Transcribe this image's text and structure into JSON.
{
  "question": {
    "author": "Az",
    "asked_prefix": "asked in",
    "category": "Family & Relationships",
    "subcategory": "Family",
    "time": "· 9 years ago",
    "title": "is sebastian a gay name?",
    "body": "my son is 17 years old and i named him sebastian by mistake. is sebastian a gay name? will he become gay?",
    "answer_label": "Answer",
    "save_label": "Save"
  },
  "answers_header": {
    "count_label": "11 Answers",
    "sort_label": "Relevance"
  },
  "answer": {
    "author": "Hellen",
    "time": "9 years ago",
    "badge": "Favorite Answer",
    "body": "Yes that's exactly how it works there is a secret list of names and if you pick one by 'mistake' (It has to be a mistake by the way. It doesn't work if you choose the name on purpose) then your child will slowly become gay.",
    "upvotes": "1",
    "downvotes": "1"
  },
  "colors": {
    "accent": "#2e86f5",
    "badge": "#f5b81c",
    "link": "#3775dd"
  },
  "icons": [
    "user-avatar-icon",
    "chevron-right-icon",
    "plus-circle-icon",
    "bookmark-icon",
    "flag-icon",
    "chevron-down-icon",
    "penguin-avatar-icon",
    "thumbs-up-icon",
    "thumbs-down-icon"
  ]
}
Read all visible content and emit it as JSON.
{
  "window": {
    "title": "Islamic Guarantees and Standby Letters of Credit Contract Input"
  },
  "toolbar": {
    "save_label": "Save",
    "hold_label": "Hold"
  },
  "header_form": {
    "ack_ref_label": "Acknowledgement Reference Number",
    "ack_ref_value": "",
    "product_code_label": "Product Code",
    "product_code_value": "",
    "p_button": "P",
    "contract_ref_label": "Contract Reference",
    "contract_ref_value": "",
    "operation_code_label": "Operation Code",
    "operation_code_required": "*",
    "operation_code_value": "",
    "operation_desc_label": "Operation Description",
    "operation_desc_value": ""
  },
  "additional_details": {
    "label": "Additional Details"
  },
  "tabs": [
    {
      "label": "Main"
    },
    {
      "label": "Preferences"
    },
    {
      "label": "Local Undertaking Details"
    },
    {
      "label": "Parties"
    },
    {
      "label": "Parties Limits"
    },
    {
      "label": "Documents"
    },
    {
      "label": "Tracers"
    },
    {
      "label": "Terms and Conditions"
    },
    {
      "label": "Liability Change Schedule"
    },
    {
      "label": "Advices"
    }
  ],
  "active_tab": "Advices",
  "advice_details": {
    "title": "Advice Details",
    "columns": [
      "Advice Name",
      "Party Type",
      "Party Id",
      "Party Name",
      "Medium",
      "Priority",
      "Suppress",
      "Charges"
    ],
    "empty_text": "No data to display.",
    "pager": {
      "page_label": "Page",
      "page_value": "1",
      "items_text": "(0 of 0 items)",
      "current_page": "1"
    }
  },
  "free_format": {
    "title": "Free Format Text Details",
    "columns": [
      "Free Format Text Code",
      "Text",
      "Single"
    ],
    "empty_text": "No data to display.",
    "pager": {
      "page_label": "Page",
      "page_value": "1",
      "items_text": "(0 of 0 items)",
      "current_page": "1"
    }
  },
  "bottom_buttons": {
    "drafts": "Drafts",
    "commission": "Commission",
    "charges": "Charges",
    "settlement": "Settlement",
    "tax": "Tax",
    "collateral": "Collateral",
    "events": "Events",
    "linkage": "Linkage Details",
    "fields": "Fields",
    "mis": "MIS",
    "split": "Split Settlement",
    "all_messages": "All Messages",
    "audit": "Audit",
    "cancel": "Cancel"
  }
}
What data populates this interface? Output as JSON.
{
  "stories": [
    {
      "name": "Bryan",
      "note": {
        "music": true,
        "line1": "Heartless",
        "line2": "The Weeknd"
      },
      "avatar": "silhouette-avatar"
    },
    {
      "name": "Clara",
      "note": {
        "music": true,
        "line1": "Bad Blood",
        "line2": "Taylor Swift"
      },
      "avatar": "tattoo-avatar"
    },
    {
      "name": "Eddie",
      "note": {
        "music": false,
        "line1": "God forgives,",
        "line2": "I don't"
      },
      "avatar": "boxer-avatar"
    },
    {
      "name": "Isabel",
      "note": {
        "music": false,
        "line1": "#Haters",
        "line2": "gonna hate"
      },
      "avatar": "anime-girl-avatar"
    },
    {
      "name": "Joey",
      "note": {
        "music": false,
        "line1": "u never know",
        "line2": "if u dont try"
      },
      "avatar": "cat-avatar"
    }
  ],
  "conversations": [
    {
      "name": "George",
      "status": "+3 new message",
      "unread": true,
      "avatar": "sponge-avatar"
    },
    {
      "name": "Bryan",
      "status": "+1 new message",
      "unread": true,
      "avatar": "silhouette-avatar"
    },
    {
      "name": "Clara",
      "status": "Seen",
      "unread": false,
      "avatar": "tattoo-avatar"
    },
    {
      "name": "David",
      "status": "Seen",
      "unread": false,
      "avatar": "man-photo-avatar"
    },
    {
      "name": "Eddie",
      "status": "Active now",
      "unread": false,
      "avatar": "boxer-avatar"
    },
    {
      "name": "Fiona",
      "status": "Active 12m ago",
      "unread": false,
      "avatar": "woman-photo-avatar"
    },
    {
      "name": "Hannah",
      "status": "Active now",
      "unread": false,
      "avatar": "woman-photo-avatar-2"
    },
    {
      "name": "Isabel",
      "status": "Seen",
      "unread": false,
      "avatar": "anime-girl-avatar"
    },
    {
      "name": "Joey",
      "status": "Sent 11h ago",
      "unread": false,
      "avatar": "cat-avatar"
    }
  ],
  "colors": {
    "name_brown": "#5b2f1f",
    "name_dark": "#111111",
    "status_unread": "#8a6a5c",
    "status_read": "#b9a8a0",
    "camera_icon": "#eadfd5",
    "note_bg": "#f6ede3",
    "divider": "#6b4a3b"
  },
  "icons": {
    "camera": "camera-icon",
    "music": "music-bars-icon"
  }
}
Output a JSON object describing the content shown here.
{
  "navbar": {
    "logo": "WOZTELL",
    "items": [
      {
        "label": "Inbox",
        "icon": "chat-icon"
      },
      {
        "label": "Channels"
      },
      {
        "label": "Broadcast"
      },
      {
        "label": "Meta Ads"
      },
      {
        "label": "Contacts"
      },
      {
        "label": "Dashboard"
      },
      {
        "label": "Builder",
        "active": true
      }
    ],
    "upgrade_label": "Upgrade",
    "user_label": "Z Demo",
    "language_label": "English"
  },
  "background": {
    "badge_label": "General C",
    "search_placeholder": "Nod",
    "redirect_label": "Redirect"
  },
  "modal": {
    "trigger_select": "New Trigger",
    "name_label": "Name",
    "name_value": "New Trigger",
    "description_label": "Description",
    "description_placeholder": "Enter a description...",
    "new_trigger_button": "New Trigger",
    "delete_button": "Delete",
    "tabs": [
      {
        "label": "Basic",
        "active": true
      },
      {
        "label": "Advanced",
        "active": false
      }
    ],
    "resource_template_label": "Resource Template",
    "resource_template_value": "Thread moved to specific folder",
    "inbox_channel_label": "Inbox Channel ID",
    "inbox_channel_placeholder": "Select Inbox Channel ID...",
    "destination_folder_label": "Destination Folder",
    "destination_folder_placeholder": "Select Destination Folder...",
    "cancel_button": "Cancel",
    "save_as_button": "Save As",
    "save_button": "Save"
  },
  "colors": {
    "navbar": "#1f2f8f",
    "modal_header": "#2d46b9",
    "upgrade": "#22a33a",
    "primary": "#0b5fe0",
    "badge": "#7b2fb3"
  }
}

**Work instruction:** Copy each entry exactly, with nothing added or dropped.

**Result of the exercise:**
Transcribe this image's text and structure into JSON.
{
  "question": {
    "author": "Az",
    "asked_prefix": "asked in",
    "category": "Family & Relationships",
    "subcategory": "Family",
    "time": "· 9 years ago",
    "title": "is sebastian a gay name?",
    "body": "my son is 17 years old and i named him sebastian by mistake. is sebastian a gay name? will he become gay?",
    "answer_label": "Answer",
    "save_label": "Save"
  },
  "answers_header": {
    "count_label": "11 Answers",
    "sort_label": "Relevance"
  },
  "answer": {
    "author": "Hellen",
    "time": "9 years ago",
    "badge": "Favorite Answer",
    "body": "Yes that's exactly how it works there is a secret list of names and if you pick one by 'mistake' (It has to be a mistake by the way. It doesn't work if you choose the name on purpose) then your child will slowly become gay.",
    "upvotes": "1",
    "downvotes": "1"
  },
  "colors": {
    "accent": "#2e86f5",
    "badge": "#f5b81c",
    "link": "#3775dd"
  },
  "icons": [
    "user-avatar-icon",
    "chevron-right-icon",
    "plus-circle-icon",
    "bookmark-icon",
    "flag-icon",
    "chevron-down-icon",
    "penguin-avatar-icon",
    "thumbs-up-icon",
    "thumbs-down-icon"
  ]
}
Read all visible content and emit it as JSON.
{
  "window": {
    "title": "Islamic Guarantees and Standby Letters of Credit Contract Input"
  },
  "toolbar": {
    "save_label": "Save",
    "hold_label": "Hold"
  },
  "header_form": {
    "ack_ref_label": "Acknowledgement Reference Number",
    "ack_ref_value": "",
    "product_code_label": "Product Code",
    "product_code_value": "",
    "p_button": "P",
    "contract_ref_label": "Contract Reference",
    "contract_ref_value": "",
    "operation_code_label": "Operation Code",
    "operation_code_required": "*",
    "operation_code_value": "",
    "operation_desc_label": "Operation Description",
    "operation_desc_value": ""
  },
  "additional_details": {
    "label": "Additional Details"
  },
  "tabs": [
    {
      "label": "Main"
    },
    {
      "label": "Preferences"
    },
    {
      "label": "Local Undertaking Details"
    },
    {
      "label": "Parties"
    },
    {
      "label": "Parties Limits"
    },
    {
      "label": "Documents"
    },
    {
      "label": "Tracers"
    },
    {
      "label": "Terms and Conditions"
    },
    {
      "label": "Liability Change Schedule"
    },
    {
      "label": "Advices"
    }
  ],
  "active_tab": "Advices",
  "advice_details": {
    "title": "Advice Details",
    "columns": [
      "Advice Name",
      "Party Type",
      "Party Id",
      "Party Name",
      "Medium",
      "Priority",
      "Suppress",
      "Charges"
    ],
    "empty_text": "No data to display.",
    "pager": {
      "page_label": "Page",
      "page_value": "1",
      "items_text": "(0 of 0 items)",
      "current_page": "1"
    }
  },
  "free_format": {
    "title": "Free Format Text Details",
    "columns": [
      "Free Format Text Code",
      "Text",
      "Single"
    ],
    "empty_text": "No data to display.",
    "pager": {
      "page_label": "Page",
      "page_value": "1",
      "items_text": "(0 of 0 items)",
      "current_page": "1"
    }
  },
  "bottom_buttons": {
    "drafts": "Drafts",
    "commission": "Commission",
    "charges": "Charges",
    "settlement": "Settlement",
    "tax": "Tax",
    "collateral": "Collateral",
    "events": "Events",
    "linkage": "Linkage Details",
    "fields": "Fields",
    "mis": "MIS",
    "split": "Split Settlement",
    "all_messages": "All Messages",
    "audit": "Audit",
    "cancel": "Cancel"
  }
}
What data populates this interface? Output as JSON.
{
  "stories": [
    {
      "name": "Bryan",
      "note": {
        "music": true,
        "line1": "Heartless",
        "line2": "The Weeknd"
      },
      "avatar": "silhouette-avatar"
    },
    {
      "name": "Clara",
      "note": {
        "music": true,
        "line1": "Bad Blood",
        "line2": "Taylor Swift"
      },
      "avatar": "tattoo-avatar"
    },
    {
      "name": "Eddie",
      "note": {
        "music": false,
        "line1": "God forgives,",
        "line2": "I don't"
      },
      "avatar": "boxer-avatar"
    },
    {
      "name": "Isabel",
      "note": {
        "music": false,
        "line1": "#Haters",
        "line2": "gonna hate"
      },
      "avatar": "anime-girl-avatar"
    },
    {
      "name": "Joey",
      "note": {
        "music": false,
        "line1": "u never know",
        "line2": "if u dont try"
      },
      "avatar": "cat-avatar"
    }
  ],
  "conversations": [
    {
      "name": "George",
      "status": "+3 new message",
      "unread": true,
      "avatar": "sponge-avatar"
    },
    {
      "name": "Bryan",
      "status": "+1 new message",
      "unread": true,
      "avatar": "silhouette-avatar"
    },
    {
      "name": "Clara",
      "status": "Seen",
      "unread": false,
      "avatar": "tattoo-avatar"
    },
    {
      "name": "David",
      "status": "Seen",
      "unread": false,
      "avatar": "man-photo-avatar"
    },
    {
      "name": "Eddie",
      "status": "Active now",
      "unread": false,
      "avatar": "boxer-avatar"
    },
    {
      "name": "Fiona",
      "status": "Active 12m ago",
      "unread": false,
      "avatar": "woman-photo-avatar"
    },
    {
      "name": "Hannah",
      "status": "Active now",
      "unread": false,
      "avatar": "woman-photo-avatar-2"
    },
    {
      "name": "Isabel",
      "status": "Seen",
      "unread": false,
      "avatar": "anime-girl-avatar"
    },
    {
      "name": "Joey",
      "status": "Sent 11h ago",
      "unread": false,
      "avatar": "cat-avatar"
    }
  ],
  "colors": {
    "name_brown": "#5b2f1f",
    "name_dark": "#111111",
    "status_unread": "#8a6a5c",
    "status_read": "#b9a8a0",
    "camera_icon": "#eadfd5",
    "note_bg": "#f6ede3",
    "divider": "#6b4a3b"
  },
  "icons": {
    "camera": "camera-icon",
    "music": "music-bars-icon"
  }
}
Output a JSON object describing the content shown here.
{
  "navbar": {
    "logo": "WOZTELL",
    "items": [
      {
        "label": "Inbox",
        "icon": "chat-icon"
      },
      {
        "label": "Channels"
      },
      {
        "label": "Broadcast"
      },
      {
        "label": "Meta Ads"
      },
      {
        "label": "Contacts"
      },
      {
        "label": "Dashboard"
      },
      {
        "label": "Builder",
        "active": true
      }
    ],
    "upgrade_label": "Upgrade",
    "user_label": "Z Demo",
    "language_label": "English"
  },
  "background": {
    "badge_label": "General C",
    "search_placeholder": "Nod",
    "redirect_label": "Redirect"
  },
  "modal": {
    "trigger_select": "New Trigger",
    "name_label": "Name",
    "name_value": "New Trigger",
    "description_label": "Description",
    "description_placeholder": "Enter a description...",
    "new_trigger_button": "New Trigger",
    "delete_button": "Delete",
    "tabs": [
      {
        "label": "Basic",
        "active": true
      },
      {
        "label": "Advanced",
        "active": false
      }
    ],
    "resource_template_label": "Resource Template",
    "resource_template_value": "Thread moved to specific folder",
    "inbox_channel_label": "Inbox Channel ID",
    "inbox_channel_placeholder": "Select Inbox Channel ID...",
    "destination_folder_label": "Destination Folder",
    "destination_folder_placeholder": "Select Destination Folder...",
    "cancel_button": "Cancel",
    "save_as_button": "Save As",
    "save_button": "Save"
  },
  "colors": {
    "navbar": "#1f2f8f",
    "modal_header": "#2d46b9",
    "upgrade": "#22a33a",
    "primary": "#0b5fe0",
    "badge": "#7b2fb3"
  }
}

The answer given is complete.